Burns: Well, we definitely lost Vietnam. And we lost Iraq. And we’ll lose any war where we allow an insurgency to exist. As for the war on drugs, I don’t think we’ll ever recover from the mindset we’ve gotten into to fight it. The educational system is an absolute and total disaster. And that of course is fueling the drug war, because there are so many kids who have no alternative but to spend their time on the corners.
The failure is institutional because no one sets out to lose these wars. This is dangerous stuff, self-defeating stuff. Education has no relevance. It doesn’t mean anything to these kids because they can’t connect to it. They spend those eight years or nine years in school because they have to. Of course, they have to learn something. And what they learn is how to sit quietly in a corner and make the school become a kind of training ground for the corners. The administration and the teachers basically become surrogate cops. And the kids play through these fantasies with the stand-in “cops” until they’ve tested their mettle enough to go up on the corners and try it with the real guys.
We’ve had 20, 30 years of this stuff, and 20, 30 years of spending billions of dollars on failed systems. And if you go to one of the private schools and see these kids in action and then go to an inner city public school, you can see the chasm. There’s separation even in the way of being, in the way they think, in how they operate. It’s profound, but it’s nothing new. We’ve been doing this for a long time.

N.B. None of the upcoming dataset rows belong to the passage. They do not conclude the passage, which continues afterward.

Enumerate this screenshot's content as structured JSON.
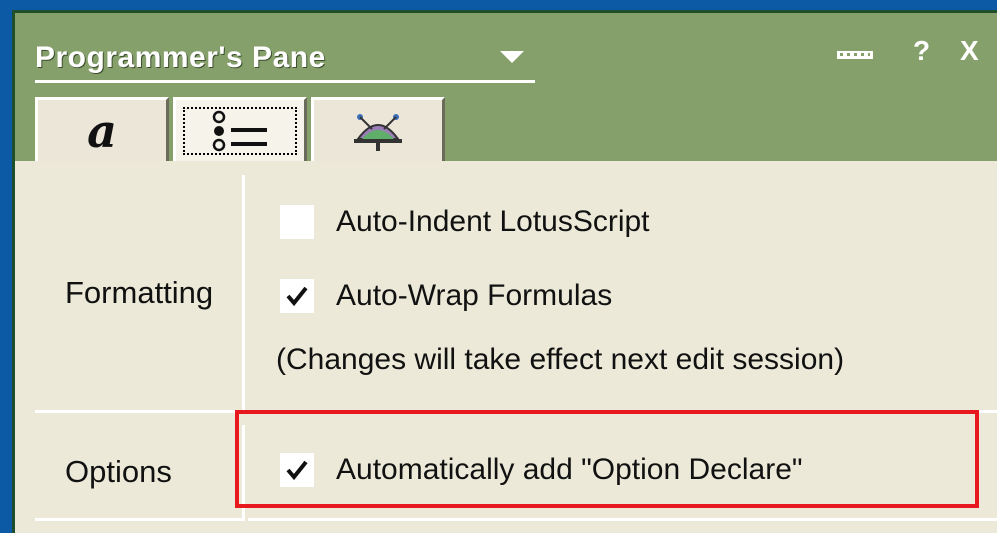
{
  "window": {
    "title": "Programmer's Pane",
    "help_label": "?",
    "close_label": "X"
  },
  "tabs": [
    {
      "name": "fonts",
      "glyph": "a",
      "active": false
    },
    {
      "name": "options",
      "active": true
    },
    {
      "name": "tools",
      "active": false
    }
  ],
  "formatting": {
    "label": "Formatting",
    "auto_indent_label": "Auto-Indent LotusScript",
    "auto_indent_checked": false,
    "auto_wrap_label": "Auto-Wrap Formulas",
    "auto_wrap_checked": true,
    "note": "(Changes will take effect next edit session)"
  },
  "options": {
    "label": "Options",
    "option_declare_label": "Automatically add \"Option Declare\"",
    "option_declare_checked": true
  },
  "colors": {
    "titlebar": "#86a06c",
    "panel": "#ece9d8",
    "highlight": "#e8191e",
    "desktop": "#0c5aa6"
  }
}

reason: What reforms do you think are necessary? What can policy makers do to make public schools more effective?
Burns: Five years ago I couldn’t have given you an answer to that question. But I’ve learned about a program right now in Harlem. It’s been around for 12 years now. It’s called the Harlem Children’s Zone. The basic philosophy is so logical and so obvious. What works in the middle class is that you have input, the healthy positive input into an infant every day of that child’s life, as an infant and as a young child. Somebody’s always there. That’s how we raise our kids, and the success rate is very, very high. There are some failures in the middle class and the upper middle class, but the success rate is high.

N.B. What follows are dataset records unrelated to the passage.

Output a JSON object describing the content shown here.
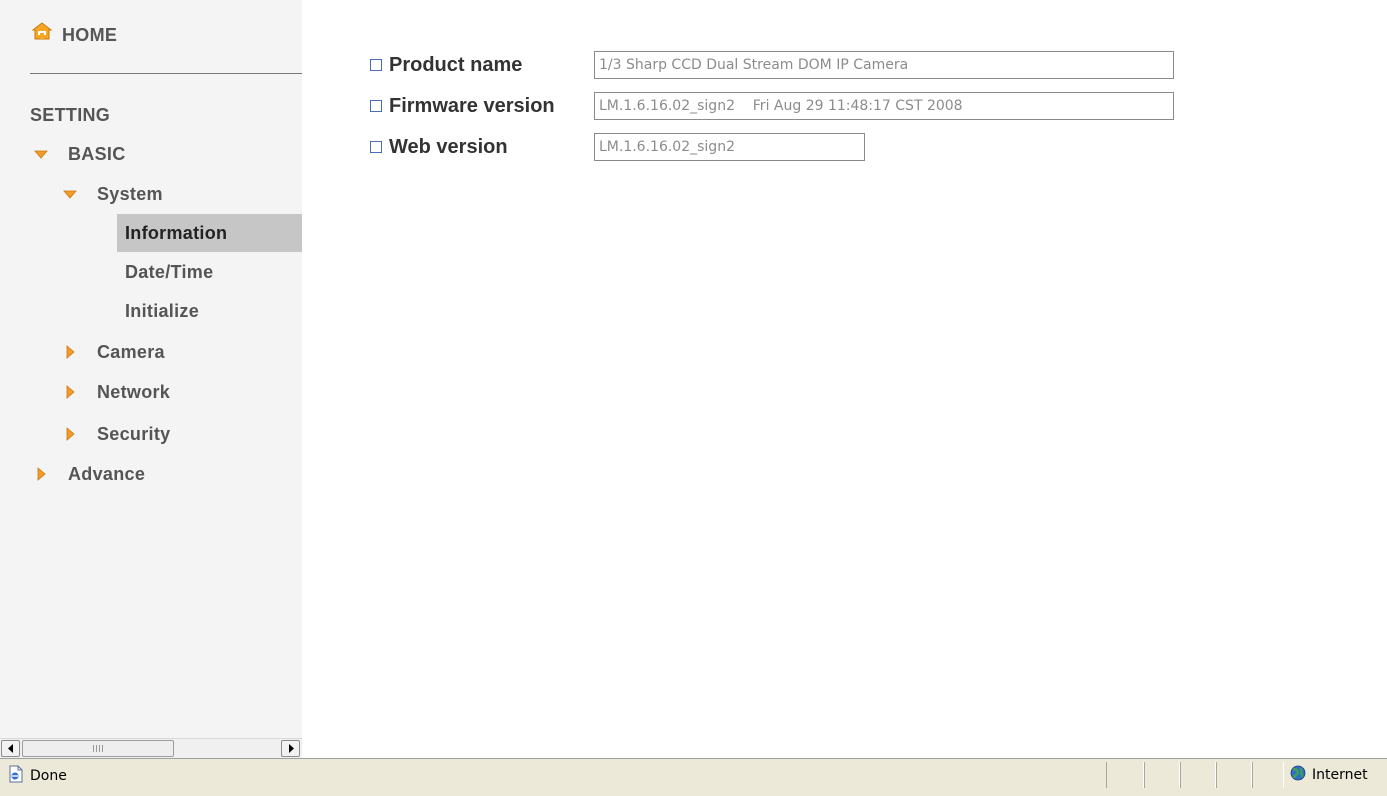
{
  "sidebar": {
    "home_label": "HOME",
    "setting_label": "SETTING",
    "basic_label": "BASIC",
    "system_label": "System",
    "information_label": "Information",
    "datetime_label": "Date/Time",
    "initialize_label": "Initialize",
    "camera_label": "Camera",
    "network_label": "Network",
    "security_label": "Security",
    "advance_label": "Advance",
    "selected_item": "Information"
  },
  "info": {
    "product_name_label": "Product name",
    "product_name_value": "1/3 Sharp CCD Dual Stream DOM IP Camera",
    "firmware_label": "Firmware version",
    "firmware_value": "LM.1.6.16.02_sign2    Fri Aug 29 11:48:17 CST 2008",
    "web_label": "Web version",
    "web_value": "LM.1.6.16.02_sign2"
  },
  "statusbar": {
    "status_text": "Done",
    "zone_text": "Internet"
  },
  "colors": {
    "arrow_orange": "#f39c2a",
    "selected_bg": "#c6c6c6",
    "bullet_blue": "#4b6cb7"
  },
  "icons": {
    "home": "home-icon",
    "expanded": "triangle-down-icon",
    "collapsed": "triangle-right-icon",
    "page": "ie-page-icon",
    "zone": "globe-icon"
  }
}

That’s what they do in Harlem in the Children’s Zone—with about 35,000 kids. From birth, someone is with that kid until he gets out of college. They’re normal kids—not geniuses or anything—but they will be able to break the cycle of poverty and of drugs in those neighborhoods because those kids are not focused on drugs and poverty. They’re focused on the positive aspects that come from traditionally raising kids where you expect things from them. You tell them how good they are, you boost their egos, and you light the fires under them. That’s how you do it. That’s how it’s done in most middle class homes. I mean, that’s how simple it is. In Harlem, it cost them $4,500 a child.
And in talking with Geoff Canada, who runs the program up there, they’ve had 2,200 different groups—around 2,200 groups that have come to see their program. People who come to watch are impressed and want to go back to other states, to other countries, with the hope of implementing the program. Yet there isn’t another Children’s Zone that I know of anywhere in the country.
reason: Is that from a lack of funding?